Every entry below should be printed again exactly as it reads.
(Data extract Opens)
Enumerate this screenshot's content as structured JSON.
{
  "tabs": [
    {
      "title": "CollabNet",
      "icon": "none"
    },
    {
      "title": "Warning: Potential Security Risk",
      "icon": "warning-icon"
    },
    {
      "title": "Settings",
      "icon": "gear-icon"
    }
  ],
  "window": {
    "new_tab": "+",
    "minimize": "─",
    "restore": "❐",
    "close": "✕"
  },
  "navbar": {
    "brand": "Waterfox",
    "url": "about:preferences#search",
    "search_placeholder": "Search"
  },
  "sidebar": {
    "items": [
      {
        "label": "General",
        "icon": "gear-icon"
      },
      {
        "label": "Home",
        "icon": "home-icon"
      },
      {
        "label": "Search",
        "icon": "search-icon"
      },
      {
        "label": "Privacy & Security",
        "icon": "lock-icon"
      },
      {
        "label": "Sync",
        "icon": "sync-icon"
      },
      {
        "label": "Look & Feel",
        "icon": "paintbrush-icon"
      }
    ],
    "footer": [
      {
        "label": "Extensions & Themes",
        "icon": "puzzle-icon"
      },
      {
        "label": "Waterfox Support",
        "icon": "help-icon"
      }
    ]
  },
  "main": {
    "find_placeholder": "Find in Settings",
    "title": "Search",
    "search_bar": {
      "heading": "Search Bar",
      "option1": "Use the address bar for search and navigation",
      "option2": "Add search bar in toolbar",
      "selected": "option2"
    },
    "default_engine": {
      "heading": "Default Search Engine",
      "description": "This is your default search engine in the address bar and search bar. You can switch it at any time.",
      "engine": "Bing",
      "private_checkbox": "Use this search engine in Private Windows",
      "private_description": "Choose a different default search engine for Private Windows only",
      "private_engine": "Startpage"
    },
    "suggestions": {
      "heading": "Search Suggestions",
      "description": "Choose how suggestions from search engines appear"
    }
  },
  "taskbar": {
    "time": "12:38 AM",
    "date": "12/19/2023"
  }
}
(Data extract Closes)
→ Solution to the problem
Enumerate this screenshot's content as structured JSON.
{
  "tabs": [
    {
      "title": "CollabNet",
      "icon": "none"
    },
    {
      "title": "Warning: Potential Security Risk",
      "icon": "warning-icon"
    },
    {
      "title": "Settings",
      "icon": "gear-icon"
    }
  ],
  "window": {
    "new_tab": "+",
    "minimize": "─",
    "restore": "❐",
    "close": "✕"
  },
  "navbar": {
    "brand": "Waterfox",
    "url": "about:preferences#search",
    "search_placeholder": "Search"
  },
  "sidebar": {
    "items": [
      {
        "label": "General",
        "icon": "gear-icon"
      },
      {
        "label": "Home",
        "icon": "home-icon"
      },
      {
        "label": "Search",
        "icon": "search-icon"
      },
      {
        "label": "Privacy & Security",
        "icon": "lock-icon"
      },
      {
        "label": "Sync",
        "icon": "sync-icon"
      },
      {
        "label": "Look & Feel",
        "icon": "paintbrush-icon"
      }
    ],
    "footer": [
      {
        "label": "Extensions & Themes",
        "icon": "puzzle-icon"
      },
      {
        "label": "Waterfox Support",
        "icon": "help-icon"
      }
    ]
  },
  "main": {
    "find_placeholder": "Find in Settings",
    "title": "Search",
    "search_bar": {
      "heading": "Search Bar",
      "option1": "Use the address bar for search and navigation",
      "option2": "Add search bar in toolbar",
      "selected": "option2"
    },
    "default_engine": {
      "heading": "Default Search Engine",
      "description": "This is your default search engine in the address bar and search bar. You can switch it at any time.",
      "engine": "Bing",
      "private_checkbox": "Use this search engine in Private Windows",
      "private_description": "Choose a different default search engine for Private Windows only",
      "private_engine": "Startpage"
    },
    "suggestions": {
      "heading": "Search Suggestions",
      "description": "Choose how suggestions from search engines appear"
    }
  },
  "taskbar": {
    "time": "12:38 AM",
    "date": "12/19/2023"
  }
}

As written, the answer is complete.